After our disappointing trip up to Hurricane Ridge, and having the skies open up in a deluge, Jon and I decided to head back to the hotel for the evening. On our drive out to Port Angeles, I had seen a winery along the main road, housed in a large historic barn. I had been thinking that they would be closed by the time we returned from our hike, but with the weather changing our plans, we now had a chance to stop!
Olympic Cellars Winery was founded in 1979, making it the 15th winery founded in Washington State, and the first on the Olympic Peninsula. I hadn’t realized that there had been wineries on the peninsula so long, but I wasn’t really paying much attention to wine when I was a kid on a family trip to Port Townsend. The barn that the winery is housed in is 121 years old, and the ladies who own the winery have a lot of pride in the history of the land and the building. The tasting bar where you sample the wine is also over 100 years old.
When we stopped by, it was about 30 minutes before they closed, and the rain had let up so it was mostly just a light sprinkle. We headed in and were the only ones there. I apologize for not taking any photos, but imagine a large old barn with a beautiful, dark wood, antique tasting bar. The rest of the tasting room is an amazingly well stocked, wine themed gift shop. They have all sorts of wine items and novelty gifts for the wine lover in your life. They also sell some gift items in their online store, but that is only a fraction of the items that they have in their tasting room.

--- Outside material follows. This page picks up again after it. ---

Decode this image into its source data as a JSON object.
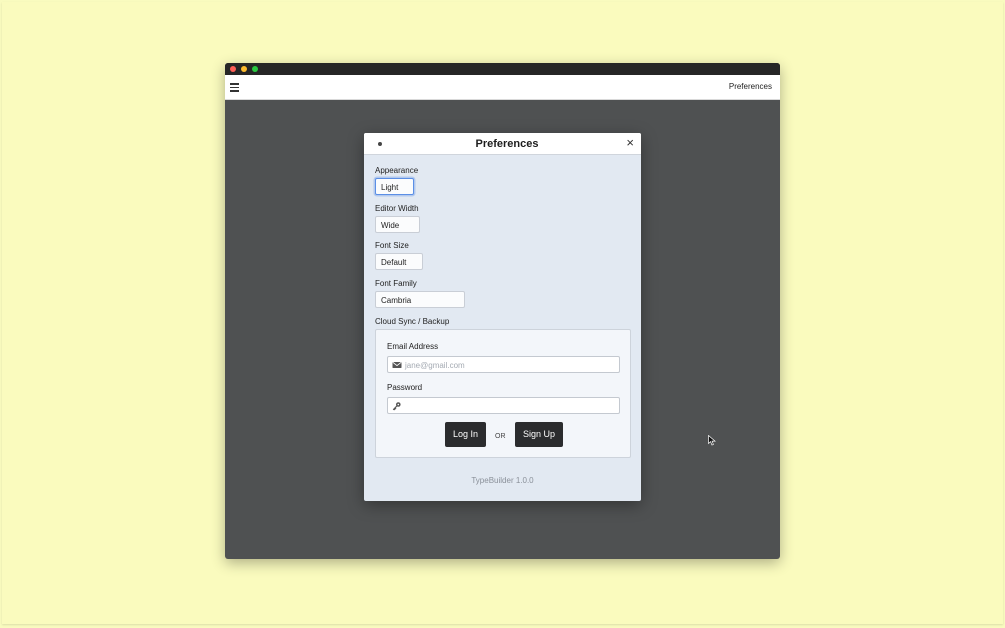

Olympic Cellars Winery produces three labels, their popular everyday “Working Girl” series, the Olympic Cellars label, which has 5 varietal wines, and the Dungeness label, their artist label series wines. For your tasting fee, you get to sample 5 wines of your choice.
I hadn’t really planned on tasting that afternoon, so I didn’t take any notes, but we really enjoyed their Cabernet Franc (the 2009 won Best in Show at the Denver International Wine Competition), and the Dungeness Red, which is made with Lemberger grapes. Neither of us was a fan of their Chardonnay, but I can’t remember what it was about it that didn’t appeal to me.
Overall, the visit was pleasant; my only criticism would be that our server that day didn’t offer up any information about the winery, its history, the winemakers or the wines we were sampling. If I haven’t been someplace before, I like to hear about the winery; I want to know what I’m drinking and how it was made! Where do you source your grapes, why is the winery in this location? Give me something… So, this lack of conversation made for some awkward long silences when you are the only people in the tasting room.
All in all, worth a trip, but you might make sure to bring a friend who likes to talk…